Monday, May 28, 2007

Killing the Past

May 26, 2007

For Palestinians, their olive trees are not only the mainstay of their economy, they are also an important part of their culture and identity. For Palestinians, the olive tree is the embodiment of their family history and their family's collective memory.

Ask any Palestinian farmer and he can tell you in which year, each and every single one of his trees were planted and by whom – his father, his brother, his son, his grandfather, great grandfather. As a result, when a tree is destroyed, it is as if a well loved member of the family has also been killed and the past has been murdered.

On Friday, our team received a call from a local villager, who requested that we accompany him to the nearby illegal Israeli settlement of Revava to check on newly planted olive trees. As we walked the kilometre or two to the illegal colony, Abu S explained that the land on which it was built been had been owned by his family for more than 200 years. As we entered the land and walk down the side of the illegal colony, he proudly and sadly gave us a tour of his families land.
As we walked into the fields, Abu S pointed to one section of the land. Here were well grown mature olive trees. He pointed to each one and told us his families history – how old each tree was and which member of his family had planted it. As we walked further into the fields, we soon came to another section of the field, where few trees stood. Abu S explained that many of the trees that once stood here for hundreds of years had met their deaths at the hands of the illegal settlers now living in Revava settlement just a few hundred metres away. "The tree that stood here was 120 years" he said. "The one here was 200 years old but now they are gone".

There was little we could say, except murmur our sorrow. What do you say to someone who has lost not one, but many beloved members of their family? What do you say to someone, whose has lost the guardians of their families memories? Their family histography wiped from the face of the earth in a matter of hours?

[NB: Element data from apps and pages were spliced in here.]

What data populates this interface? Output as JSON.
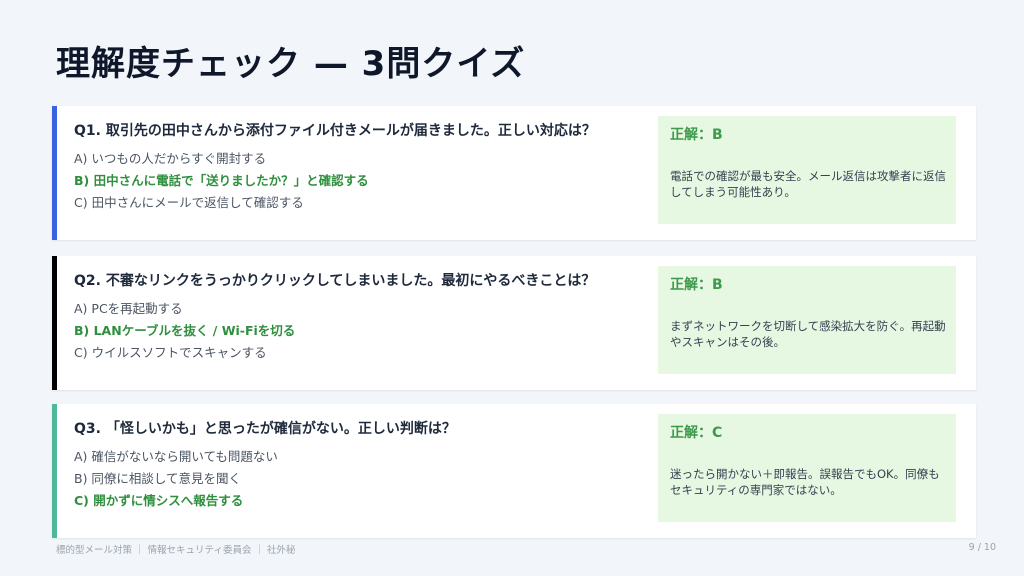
{
  "title": "理解度チェック — 3問クイズ",
  "colors": {
    "accent_q1": "#3b63e0",
    "accent_q2": "#000000",
    "accent_q3": "#4fb89a",
    "correct": "#2f8f3e",
    "answer_bg": "#e6f7e2"
  },
  "questions": [
    {
      "question": "Q1. 取引先の田中さんから添付ファイル付きメールが届きました。正しい対応は？",
      "options": [
        {
          "text": "A) いつもの人だからすぐ開封する",
          "correct": false
        },
        {
          "text": "B) 田中さんに電話で「送りましたか？」と確認する",
          "correct": true
        },
        {
          "text": "C) 田中さんにメールで返信して確認する",
          "correct": false
        }
      ],
      "answer_label": "正解：B",
      "explanation": "電話での確認が最も安全。メール返信は攻撃者に返信してしまう可能性あり。"
    },
    {
      "question": "Q2. 不審なリンクをうっかりクリックしてしまいました。最初にやるべきことは？",
      "options": [
        {
          "text": "A) PCを再起動する",
          "correct": false
        },
        {
          "text": "B) LANケーブルを抜く / Wi-Fiを切る",
          "correct": true
        },
        {
          "text": "C) ウイルスソフトでスキャンする",
          "correct": false
        }
      ],
      "answer_label": "正解：B",
      "explanation": "まずネットワークを切断して感染拡大を防ぐ。再起動やスキャンはその後。"
    },
    {
      "question": "Q3. 「怪しいかも」と思ったが確信がない。正しい判断は？",
      "options": [
        {
          "text": "A) 確信がないなら開いても問題ない",
          "correct": false
        },
        {
          "text": "B) 同僚に相談して意見を聞く",
          "correct": false
        },
        {
          "text": "C) 開かずに情シスへ報告する",
          "correct": true
        }
      ],
      "answer_label": "正解：C",
      "explanation": "迷ったら開かない＋即報告。誤報告でもOK。同僚もセキュリティの専門家ではない。"
    }
  ],
  "footer": "標的型メール対策 ｜ 情報セキュリティ委員会 ｜ 社外秘",
  "page": "9 / 10"
}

We soon made our way to visit the newest children of Abu S's family, planted just months before. However, we were soon to discover that many of them were already dead at the hands of the illegal settlers. Their death had come about due to being ripped completely from their fragile root system or from simply being kicked and traumatised. Some of the trees in the more covered areas had survived but many had not. Abu S explained that this was the fourth time in a year that he and members of Rabbis for Human Rights had replanted the trees. Over the past year, more than US $5000 worth of trees had been wantonly and callously destroyed by the illegal settlers.

Throughout the Occupied West Bank and the Gaza the destruction of olive and fruit groves is a regular occurrence. Trees are regularly ripped from the earth that has cradled them for decades or centuries. Sometimes it is because the Israeli state wants to build new bypass road or the illegal apartheid wall or new illegal colonies. Other times they are destroyed as part of illegal collective punishment, razed by bulldozers or burnt to the ground. On other occasions, illegal settlers destroy the groves in an attempt to ensure that both the trees and the Palestinians are cleansed from the land that the settlers want to steal for themselves.

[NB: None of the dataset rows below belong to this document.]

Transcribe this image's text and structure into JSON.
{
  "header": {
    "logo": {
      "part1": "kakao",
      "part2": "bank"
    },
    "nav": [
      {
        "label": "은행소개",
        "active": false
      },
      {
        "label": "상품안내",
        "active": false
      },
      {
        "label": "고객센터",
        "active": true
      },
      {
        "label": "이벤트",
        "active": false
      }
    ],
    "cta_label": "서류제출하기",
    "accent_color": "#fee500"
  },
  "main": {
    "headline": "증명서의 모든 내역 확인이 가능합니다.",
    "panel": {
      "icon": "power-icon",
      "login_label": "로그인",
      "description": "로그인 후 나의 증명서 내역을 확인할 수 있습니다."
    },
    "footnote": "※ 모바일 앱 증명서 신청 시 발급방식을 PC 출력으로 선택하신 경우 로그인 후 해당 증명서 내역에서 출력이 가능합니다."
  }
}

In the five years between the beginning of the second Palestinian Intifada and 2005, it is estimated more than 1 million trees in Palestine have been uprooted and destroyed by the Israeli Occupation Forces. Of that number, nearly half were olive trees. Over the past two years, as the Israeli occupation has deepen more thousands upon thousand more trees have been destroyed.

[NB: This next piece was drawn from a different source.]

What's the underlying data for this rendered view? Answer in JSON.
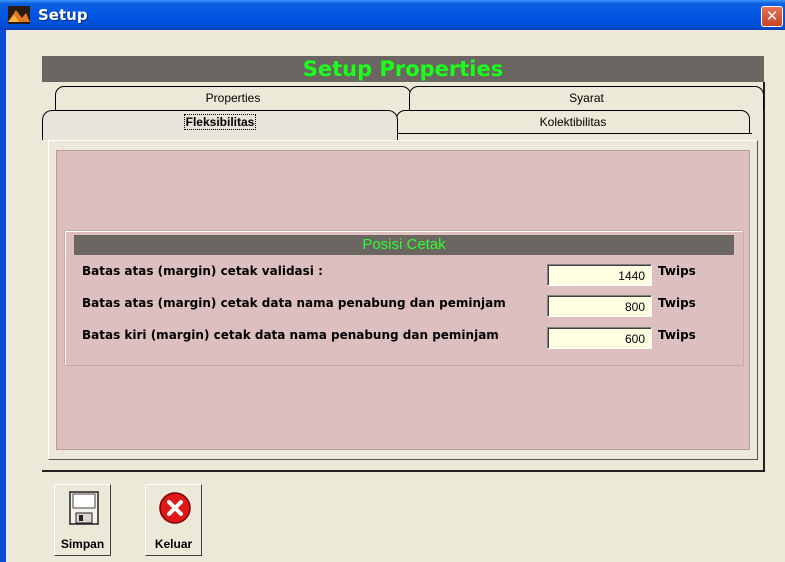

However, Palestinians like Abu S will not give up. For the Palestinians of the occupied territories, their past is their future. And as a result, they will continue to replant their trees and they will continue to resist the attempts by the Israeli state, military and illegal settlers to kill their future and their present, by killing the guardians of their past.

In Palestine to exist is to resist. The dogged refusal to give in, to reaffirm the Palestinian identity and culture by planting and replanting olive trees is a form of resistance. While these newly planted trees will never capable of replacing the guardians of the past, they do reveal the hope that they will become the guardians of a Palestinian future which will be free from occupation and Israeli oppression.

1 comment:

Pro America/Not Anti-Israel said...

Would Kim, the author of this post, please contact me by e-mail? Would very much like to write to you directly.